Task objective >> Copy out all the data, word for word.

Stored entries

━━━━━━━━━━━━━━━━━━━━

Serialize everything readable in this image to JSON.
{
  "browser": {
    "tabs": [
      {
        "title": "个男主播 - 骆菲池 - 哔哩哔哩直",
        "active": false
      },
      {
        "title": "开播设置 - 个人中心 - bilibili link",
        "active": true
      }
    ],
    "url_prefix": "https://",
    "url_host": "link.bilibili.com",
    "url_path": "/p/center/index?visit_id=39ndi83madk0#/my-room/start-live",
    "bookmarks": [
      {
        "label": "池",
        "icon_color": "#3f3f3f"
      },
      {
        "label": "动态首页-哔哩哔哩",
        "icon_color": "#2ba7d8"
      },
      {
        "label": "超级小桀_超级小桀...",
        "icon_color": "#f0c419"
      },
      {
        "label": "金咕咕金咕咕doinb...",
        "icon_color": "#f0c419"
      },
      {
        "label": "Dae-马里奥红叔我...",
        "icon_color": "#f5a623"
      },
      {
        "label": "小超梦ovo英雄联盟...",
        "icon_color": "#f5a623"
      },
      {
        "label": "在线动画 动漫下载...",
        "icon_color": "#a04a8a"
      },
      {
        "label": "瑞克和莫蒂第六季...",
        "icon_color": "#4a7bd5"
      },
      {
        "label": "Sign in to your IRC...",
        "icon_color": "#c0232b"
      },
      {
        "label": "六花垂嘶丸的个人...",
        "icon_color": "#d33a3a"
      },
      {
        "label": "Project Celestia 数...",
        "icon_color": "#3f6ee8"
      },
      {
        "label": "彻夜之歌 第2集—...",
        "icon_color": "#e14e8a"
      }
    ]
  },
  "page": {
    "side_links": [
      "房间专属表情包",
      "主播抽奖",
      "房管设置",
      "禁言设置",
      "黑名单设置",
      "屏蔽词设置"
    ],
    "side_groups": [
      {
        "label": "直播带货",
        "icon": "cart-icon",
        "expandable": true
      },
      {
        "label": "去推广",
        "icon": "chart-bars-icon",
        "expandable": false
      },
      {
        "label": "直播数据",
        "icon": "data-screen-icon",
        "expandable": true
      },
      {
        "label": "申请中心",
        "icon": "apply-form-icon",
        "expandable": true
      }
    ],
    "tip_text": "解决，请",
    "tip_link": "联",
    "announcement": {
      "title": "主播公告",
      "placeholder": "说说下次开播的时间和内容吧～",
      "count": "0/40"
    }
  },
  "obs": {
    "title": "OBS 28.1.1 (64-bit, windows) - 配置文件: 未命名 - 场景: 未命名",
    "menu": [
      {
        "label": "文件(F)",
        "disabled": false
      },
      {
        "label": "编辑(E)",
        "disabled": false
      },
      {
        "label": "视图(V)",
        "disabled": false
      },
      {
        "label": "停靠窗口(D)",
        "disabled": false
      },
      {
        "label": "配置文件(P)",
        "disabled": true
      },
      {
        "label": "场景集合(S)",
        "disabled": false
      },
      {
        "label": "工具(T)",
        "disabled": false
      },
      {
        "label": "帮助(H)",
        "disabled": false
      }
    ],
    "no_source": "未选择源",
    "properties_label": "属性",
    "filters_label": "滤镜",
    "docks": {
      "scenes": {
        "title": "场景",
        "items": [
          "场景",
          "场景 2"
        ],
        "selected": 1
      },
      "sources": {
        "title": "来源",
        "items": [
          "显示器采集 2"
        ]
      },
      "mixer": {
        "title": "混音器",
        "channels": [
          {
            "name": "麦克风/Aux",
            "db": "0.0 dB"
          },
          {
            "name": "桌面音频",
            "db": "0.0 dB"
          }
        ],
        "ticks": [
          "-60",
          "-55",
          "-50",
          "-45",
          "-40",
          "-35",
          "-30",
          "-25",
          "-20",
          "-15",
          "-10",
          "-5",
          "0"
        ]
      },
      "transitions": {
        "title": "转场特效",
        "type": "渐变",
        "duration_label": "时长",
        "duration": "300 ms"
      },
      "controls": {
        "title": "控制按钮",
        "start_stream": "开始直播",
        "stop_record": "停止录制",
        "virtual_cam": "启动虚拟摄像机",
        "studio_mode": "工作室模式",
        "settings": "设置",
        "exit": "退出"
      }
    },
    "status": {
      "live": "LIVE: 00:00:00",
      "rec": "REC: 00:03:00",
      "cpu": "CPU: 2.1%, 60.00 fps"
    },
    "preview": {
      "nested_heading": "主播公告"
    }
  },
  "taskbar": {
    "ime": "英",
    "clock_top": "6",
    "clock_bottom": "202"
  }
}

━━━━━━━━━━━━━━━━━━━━

Solution >>
Serialize everything readable in this image to JSON.
{
  "browser": {
    "tabs": [
      {
        "title": "个男主播 - 骆菲池 - 哔哩哔哩直",
        "active": false
      },
      {
        "title": "开播设置 - 个人中心 - bilibili link",
        "active": true
      }
    ],
    "url_prefix": "https://",
    "url_host": "link.bilibili.com",
    "url_path": "/p/center/index?visit_id=39ndi83madk0#/my-room/start-live",
    "bookmarks": [
      {
        "label": "池",
        "icon_color": "#3f3f3f"
      },
      {
        "label": "动态首页-哔哩哔哩",
        "icon_color": "#2ba7d8"
      },
      {
        "label": "超级小桀_超级小桀...",
        "icon_color": "#f0c419"
      },
      {
        "label": "金咕咕金咕咕doinb...",
        "icon_color": "#f0c419"
      },
      {
        "label": "Dae-马里奥红叔我...",
        "icon_color": "#f5a623"
      },
      {
        "label": "小超梦ovo英雄联盟...",
        "icon_color": "#f5a623"
      },
      {
        "label": "在线动画 动漫下载...",
        "icon_color": "#a04a8a"
      },
      {
        "label": "瑞克和莫蒂第六季...",
        "icon_color": "#4a7bd5"
      },
      {
        "label": "Sign in to your IRC...",
        "icon_color": "#c0232b"
      },
      {
        "label": "六花垂嘶丸的个人...",
        "icon_color": "#d33a3a"
      },
      {
        "label": "Project Celestia 数...",
        "icon_color": "#3f6ee8"
      },
      {
        "label": "彻夜之歌 第2集—...",
        "icon_color": "#e14e8a"
      }
    ]
  },
  "page": {
    "side_links": [
      "房间专属表情包",
      "主播抽奖",
      "房管设置",
      "禁言设置",
      "黑名单设置",
      "屏蔽词设置"
    ],
    "side_groups": [
      {
        "label": "直播带货",
        "icon": "cart-icon",
        "expandable": true
      },
      {
        "label": "去推广",
        "icon": "chart-bars-icon",
        "expandable": false
      },
      {
        "label": "直播数据",
        "icon": "data-screen-icon",
        "expandable": true
      },
      {
        "label": "申请中心",
        "icon": "apply-form-icon",
        "expandable": true
      }
    ],
    "tip_text": "解决，请",
    "tip_link": "联",
    "announcement": {
      "title": "主播公告",
      "placeholder": "说说下次开播的时间和内容吧～",
      "count": "0/40"
    }
  },
  "obs": {
    "title": "OBS 28.1.1 (64-bit, windows) - 配置文件: 未命名 - 场景: 未命名",
    "menu": [
      {
        "label": "文件(F)",
        "disabled": false
      },
      {
        "label": "编辑(E)",
        "disabled": false
      },
      {
        "label": "视图(V)",
        "disabled": false
      },
      {
        "label": "停靠窗口(D)",
        "disabled": false
      },
      {
        "label": "配置文件(P)",
        "disabled": true
      },
      {
        "label": "场景集合(S)",
        "disabled": false
      },
      {
        "label": "工具(T)",
        "disabled": false
      },
      {
        "label": "帮助(H)",
        "disabled": false
      }
    ],
    "no_source": "未选择源",
    "properties_label": "属性",
    "filters_label": "滤镜",
    "docks": {
      "scenes": {
        "title": "场景",
        "items": [
          "场景",
          "场景 2"
        ],
        "selected": 1
      },
      "sources": {
        "title": "来源",
        "items": [
          "显示器采集 2"
        ]
      },
      "mixer": {
        "title": "混音器",
        "channels": [
          {
            "name": "麦克风/Aux",
            "db": "0.0 dB"
          },
          {
            "name": "桌面音频",
            "db": "0.0 dB"
          }
        ],
        "ticks": [
          "-60",
          "-55",
          "-50",
          "-45",
          "-40",
          "-35",
          "-30",
          "-25",
          "-20",
          "-15",
          "-10",
          "-5",
          "0"
        ]
      },
      "transitions": {
        "title": "转场特效",
        "type": "渐变",
        "duration_label": "时长",
        "duration": "300 ms"
      },
      "controls": {
        "title": "控制按钮",
        "start_stream": "开始直播",
        "stop_record": "停止录制",
        "virtual_cam": "启动虚拟摄像机",
        "studio_mode": "工作室模式",
        "settings": "设置",
        "exit": "退出"
      }
    },
    "status": {
      "live": "LIVE: 00:00:00",
      "rec": "REC: 00:03:00",
      "cpu": "CPU: 2.1%, 60.00 fps"
    },
    "preview": {
      "nested_heading": "主播公告"
    }
  },
  "taskbar": {
    "ime": "英",
    "clock_top": "6",
    "clock_bottom": "202"
  }
}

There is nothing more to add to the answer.